NAMES L. VENTER is Vice-President, Technical, of the American Institute of Baking, a nonprofit research and educational organization. Dr. Vetter received an A.B. degree with a major in chemistry from Washington University in St. Louis in 1954 and his M.S. and Ph.D. in food technology from the University of Illinois in 1955 and 1958, respectively. Before joining the American Institute of Baking in 1977, he had a 10-year industrial research career working for companies in or related to the baking industry. These companies include Monsanto Company, Standard Brands, and Keebler Company. Dr. Vetter's current responsibilities involve administration of research activities related to the nutrition and science and technology of baking.
DAVID ERVIN WALSH is the Director and Vice-President of Research of the General Nutrition Corporation. He received his B.A. from St. Cloud State University in 1961 and an M.A. and Ph.D. from North Dakota State University, where he was an Associate Professor of Cereal Chemistry and Technology until 1974, when he joined the staff of General Nutrition Corporation in Fargo, North Dakota. His work includes computerization of food processing, research on lipids of barley, proteins of wheat, and on the industrial utilization of wheat. His present research includes: directing the corporation research program in food and cosmetic development, nutrition research on food supplements and health, and coordination of grants and aid programs for academic research directed toward food supplements and nutrition.

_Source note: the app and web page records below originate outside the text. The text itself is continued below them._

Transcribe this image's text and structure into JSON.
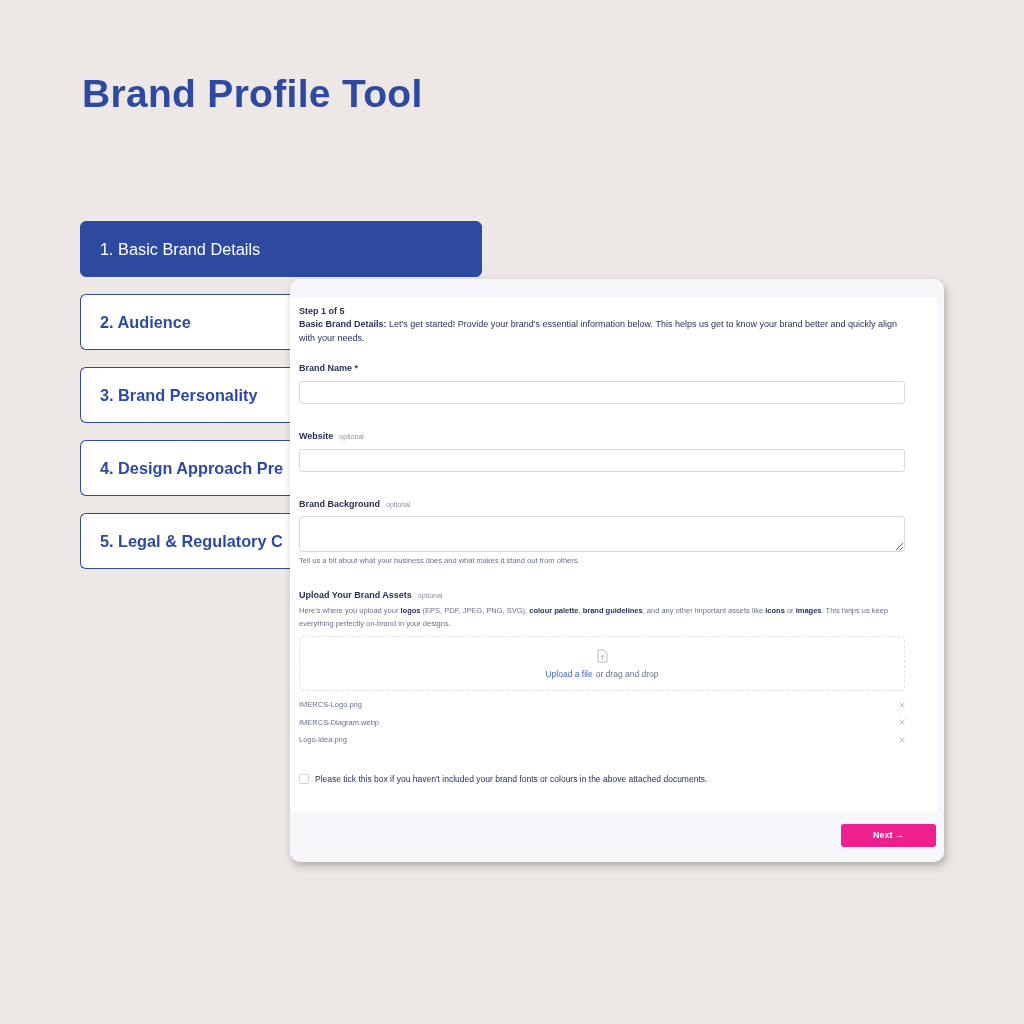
{
  "title": "Brand Profile Tool",
  "steps": [
    {
      "label": "1. Basic Brand Details",
      "selected": true
    },
    {
      "label": "2. Audience",
      "selected": false
    },
    {
      "label": "3. Brand Personality",
      "selected": false
    },
    {
      "label": "4. Design Approach Pre",
      "selected": false
    },
    {
      "label": "5. Legal & Regulatory C",
      "selected": false
    }
  ],
  "form": {
    "step": "Step 1 of 5",
    "intro": "**Basic Brand Details:** Let's get started! Provide your brand's essential information below. This helps us get to know your brand better and quickly align with your needs.",
    "fields": [
      {
        "kind": "input",
        "label": "Brand Name *"
      },
      {
        "kind": "input",
        "label": "Website",
        "tag": "optional"
      },
      {
        "kind": "textarea",
        "label": "Brand Background",
        "tag": "optional",
        "hint": "Tell us a bit about what your business does and what makes it stand out from others."
      }
    ],
    "upload": {
      "label": "Upload Your Brand Assets",
      "tag": "optional",
      "description": "Here's where you upload your **logos** (EPS, PDF, JPEG, PNG, SVG), **colour palette**, **brand guidelines**, and any other important assets like **icons** or **images**. This helps us keep everything perfectly on-brand in your designs.",
      "link": "Upload a file",
      "rest": "or drag and drop",
      "files": [
        "IMERCS-Logo.png",
        "IMERCS-Diagram.webp",
        "Logo-idea.png"
      ]
    },
    "checkbox": {
      "label": "Please tick this box if you haven't included your brand fonts or colours in the above attached documents.",
      "checked": false
    },
    "next_button": "Next →"
  }
}
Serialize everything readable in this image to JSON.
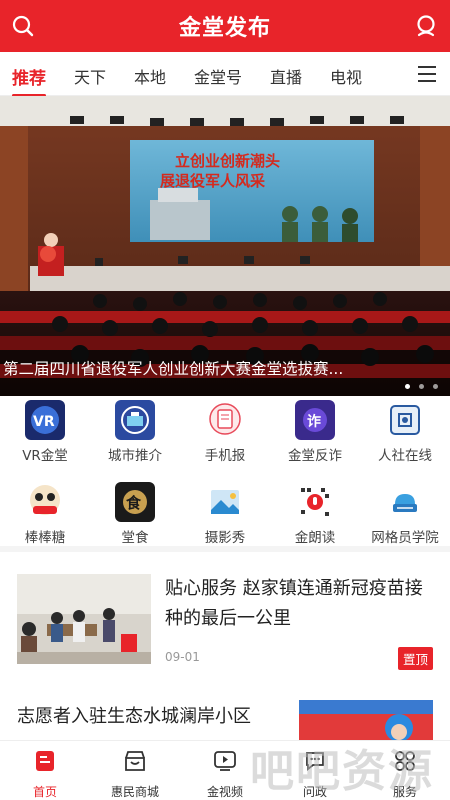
{
  "header": {
    "title": "金堂发布",
    "search_icon": "search-icon",
    "user_icon": "user-icon"
  },
  "tabs": [
    {
      "label": "推荐",
      "active": true
    },
    {
      "label": "天下"
    },
    {
      "label": "本地"
    },
    {
      "label": "金堂号"
    },
    {
      "label": "直播"
    },
    {
      "label": "电视"
    }
  ],
  "banner": {
    "caption": "第二届四川省退役军人创业创新大赛金堂选拔赛...",
    "screen_line1": "立创业创新潮头",
    "screen_line2": "展退役军人风采",
    "slide_count": 3,
    "active_slide": 1
  },
  "grid": [
    {
      "label": "VR金堂",
      "icon": "vr-icon"
    },
    {
      "label": "城市推介",
      "icon": "city-icon"
    },
    {
      "label": "手机报",
      "icon": "mobile-newspaper-icon"
    },
    {
      "label": "金堂反诈",
      "icon": "anti-fraud-icon"
    },
    {
      "label": "人社在线",
      "icon": "social-security-icon"
    },
    {
      "label": "棒棒糖",
      "icon": "lollipop-icon"
    },
    {
      "label": "堂食",
      "icon": "dining-icon"
    },
    {
      "label": "摄影秀",
      "icon": "photo-icon"
    },
    {
      "label": "金朗读",
      "icon": "reading-icon"
    },
    {
      "label": "网格员学院",
      "icon": "grid-academy-icon"
    }
  ],
  "news": [
    {
      "title": "贴心服务 赵家镇连通新冠疫苗接种的最后一公里",
      "date": "09-01",
      "badge": "置顶"
    },
    {
      "title": "志愿者入驻生态水城澜岸小区"
    }
  ],
  "bottom_nav": [
    {
      "label": "首页",
      "icon": "home-icon",
      "active": true
    },
    {
      "label": "惠民商城",
      "icon": "shop-icon"
    },
    {
      "label": "金视频",
      "icon": "video-icon"
    },
    {
      "label": "问政",
      "icon": "chat-icon"
    },
    {
      "label": "服务",
      "icon": "services-icon"
    }
  ],
  "watermark": "吧吧资源",
  "colors": {
    "brand_red": "#e8242a"
  }
}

NOEL D. VIETMEYER, staff officer for this study, is Professional Associate of the Board on Science and Technology for International Development. A New Zealander with a Ph.D. in organic chemistry from the University of California, Berkeley, he now works on innovations in science that are important for developing countries.